When she hooks up with drug-dealer and addict Mike (Buddy Duress), we realise just how meaningless that life is. Mike is hardly the type of boy to bring home to mother, but at least he seems to care about Harley and invites her to join him, for a part of the rent, a run-down, cramped apartment where he seeks shelter in a shared occupancy. Their life together is not dissimilar to the life of a python in the jungle that spends its existence plotting a kill and then sleeping it off until he awakens desperate to feed again. We watch the resourceful pair plunder the postman’s trolley looking for usable credit and store cards or, a rarity, cash. If the post doesn’t deliver, they steal energy drinks from convenience stores and then resell them to drink stands. Harley also begs on the streets, a territorial affair that is not without risk.
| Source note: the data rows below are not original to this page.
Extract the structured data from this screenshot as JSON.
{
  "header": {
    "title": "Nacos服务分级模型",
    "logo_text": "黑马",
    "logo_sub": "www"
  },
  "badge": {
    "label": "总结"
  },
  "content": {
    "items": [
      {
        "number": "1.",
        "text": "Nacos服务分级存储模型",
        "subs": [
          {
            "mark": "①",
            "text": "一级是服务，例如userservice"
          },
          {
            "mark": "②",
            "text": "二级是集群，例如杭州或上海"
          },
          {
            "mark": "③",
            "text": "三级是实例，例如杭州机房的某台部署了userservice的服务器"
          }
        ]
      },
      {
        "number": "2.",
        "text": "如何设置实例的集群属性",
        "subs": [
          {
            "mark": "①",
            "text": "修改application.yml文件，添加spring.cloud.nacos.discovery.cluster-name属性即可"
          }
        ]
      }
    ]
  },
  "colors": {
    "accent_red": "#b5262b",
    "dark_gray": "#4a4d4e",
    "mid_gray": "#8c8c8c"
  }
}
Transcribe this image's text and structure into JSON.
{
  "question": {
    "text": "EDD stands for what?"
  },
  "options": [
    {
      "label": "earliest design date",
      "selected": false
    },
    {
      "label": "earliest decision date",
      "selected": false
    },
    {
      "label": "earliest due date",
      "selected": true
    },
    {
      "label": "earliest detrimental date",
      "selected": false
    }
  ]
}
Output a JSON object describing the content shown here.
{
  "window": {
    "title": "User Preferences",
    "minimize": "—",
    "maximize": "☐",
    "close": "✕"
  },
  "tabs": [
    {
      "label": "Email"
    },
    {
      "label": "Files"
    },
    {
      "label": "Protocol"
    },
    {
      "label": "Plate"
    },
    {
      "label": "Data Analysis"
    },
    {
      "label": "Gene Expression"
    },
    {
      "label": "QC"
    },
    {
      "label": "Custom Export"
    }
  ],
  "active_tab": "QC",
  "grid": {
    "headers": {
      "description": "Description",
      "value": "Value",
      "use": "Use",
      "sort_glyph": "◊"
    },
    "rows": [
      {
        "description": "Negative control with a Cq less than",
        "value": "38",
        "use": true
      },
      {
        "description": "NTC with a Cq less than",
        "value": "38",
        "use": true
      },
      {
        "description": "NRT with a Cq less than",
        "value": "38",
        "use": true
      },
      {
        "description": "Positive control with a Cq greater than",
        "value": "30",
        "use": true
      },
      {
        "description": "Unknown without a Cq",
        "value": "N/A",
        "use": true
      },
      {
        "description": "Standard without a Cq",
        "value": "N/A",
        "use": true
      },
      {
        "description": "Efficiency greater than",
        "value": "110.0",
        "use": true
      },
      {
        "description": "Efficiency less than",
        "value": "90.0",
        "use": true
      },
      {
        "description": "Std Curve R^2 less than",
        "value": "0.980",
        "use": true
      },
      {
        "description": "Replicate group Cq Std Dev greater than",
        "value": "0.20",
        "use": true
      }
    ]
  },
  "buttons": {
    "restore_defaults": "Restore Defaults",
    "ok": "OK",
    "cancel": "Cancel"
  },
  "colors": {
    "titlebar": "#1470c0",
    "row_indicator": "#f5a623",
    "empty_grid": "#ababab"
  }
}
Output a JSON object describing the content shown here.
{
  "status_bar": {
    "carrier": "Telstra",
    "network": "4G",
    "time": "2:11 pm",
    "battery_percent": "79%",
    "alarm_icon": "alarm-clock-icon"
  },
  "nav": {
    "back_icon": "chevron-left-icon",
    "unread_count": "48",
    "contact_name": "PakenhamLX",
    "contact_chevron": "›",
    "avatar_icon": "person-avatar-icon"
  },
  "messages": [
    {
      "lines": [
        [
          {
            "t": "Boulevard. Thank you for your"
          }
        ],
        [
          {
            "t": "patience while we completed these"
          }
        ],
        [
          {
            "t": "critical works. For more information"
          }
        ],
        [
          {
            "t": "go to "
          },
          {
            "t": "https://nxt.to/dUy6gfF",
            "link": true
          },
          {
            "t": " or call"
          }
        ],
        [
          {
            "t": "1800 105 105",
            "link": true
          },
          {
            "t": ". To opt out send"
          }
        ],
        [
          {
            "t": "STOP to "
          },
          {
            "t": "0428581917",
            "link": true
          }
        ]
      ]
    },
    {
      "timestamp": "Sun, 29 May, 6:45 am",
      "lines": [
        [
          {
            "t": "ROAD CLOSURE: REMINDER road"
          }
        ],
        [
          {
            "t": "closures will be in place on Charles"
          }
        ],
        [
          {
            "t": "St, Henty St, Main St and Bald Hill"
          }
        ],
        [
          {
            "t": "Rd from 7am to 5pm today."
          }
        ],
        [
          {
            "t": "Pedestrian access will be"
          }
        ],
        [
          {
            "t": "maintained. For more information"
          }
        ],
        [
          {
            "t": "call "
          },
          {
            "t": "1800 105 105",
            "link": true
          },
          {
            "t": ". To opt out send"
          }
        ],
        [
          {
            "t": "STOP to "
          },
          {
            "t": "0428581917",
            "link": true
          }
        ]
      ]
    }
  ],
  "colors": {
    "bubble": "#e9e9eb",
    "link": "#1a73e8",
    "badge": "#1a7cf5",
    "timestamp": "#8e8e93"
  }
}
Eventually Harley gets back together with Ilya and the two decide to take a bus to Miami to start anew. Whether autobiographical or not, the Miami bus ride episode is reminiscent of Midnight Cowboy, another film about two, co-dependent down-and-out hustlers in NYC who end up escaping to Miami, or trying to. Gritty and shocking as it was at the time, Midnight Cowboy features back stories, often shown in flashback form, of their dysfunctional family lives. These back stories are meant to explain the men’s inevitable trajectories and create viewer empathy.
Holmes and the Safdies offer no facile explanations and are not interested in them. Nor are they interested in presenting this subculture of the upper West Side as a social phenomenon. Instead of a message, or a romantic view of the drug world, we get an ugly and uncompromising survival guide.
The opening shot is of Harley and Ilya kissing passionately in an open space, but the camera is so close to the faces that we do not see the background. If this tenderness between Harley and Ilya is a rarity in the film, the narrow focus is not. The close ups plunge us into the world of these two junkies which the camera helps situate within the huge city of Manhattan. On the one hand, the close-ups suggest that their lives are as narrow as can be imagined: these young people are incapable of taking advantage of the metropolis, rich in culture and employment. At other times Sean Price Williams’ cinematography uses wide, panning shoots, placing the camera above the characters in a lyrical, spacious, and imposing atmosphere that suggests inconsequential these two lives are. Price Williams also isolated the obnoxious, pretentious writer of 2014’s Listen Up, Philip in another, but no less real, New York City. The music, which includes Isao Tomita’s arrangements of Claude Debussy played on a Moog synthesizer, is flexible enough to suit both perspectives.
The Safdies were taking a risk in putting all their faith in Holmes, but not even the most expensive and extensive casting call could have produced an actress as perfectly cast as Arielle Holmes. Her harsh New Jersey accent contrasts with her thin, delicate, bony features, pale skin and brown eyes – eyes that are always darting about like those of an animal in the wild that is prey and a beast of prey.
Like the blue-eyed Dean DeHaan, four years his senior, Caleb Landry Jones is a scene stealer with a fascinating, charismatic sex appeal that even his deranged wild man appearance here does not mask. You want Harley to leave him, but are not unhappy when he returns into the film. Imagine his near-namesake, Illya Kuryakin in The Man from U.N.C.L.E.. As played by David McCallum, you knew he was cool and that he made each scene more interesting without being able to pinpoint why. The film is dedicated to Ilya.
You can watch the film trailer here: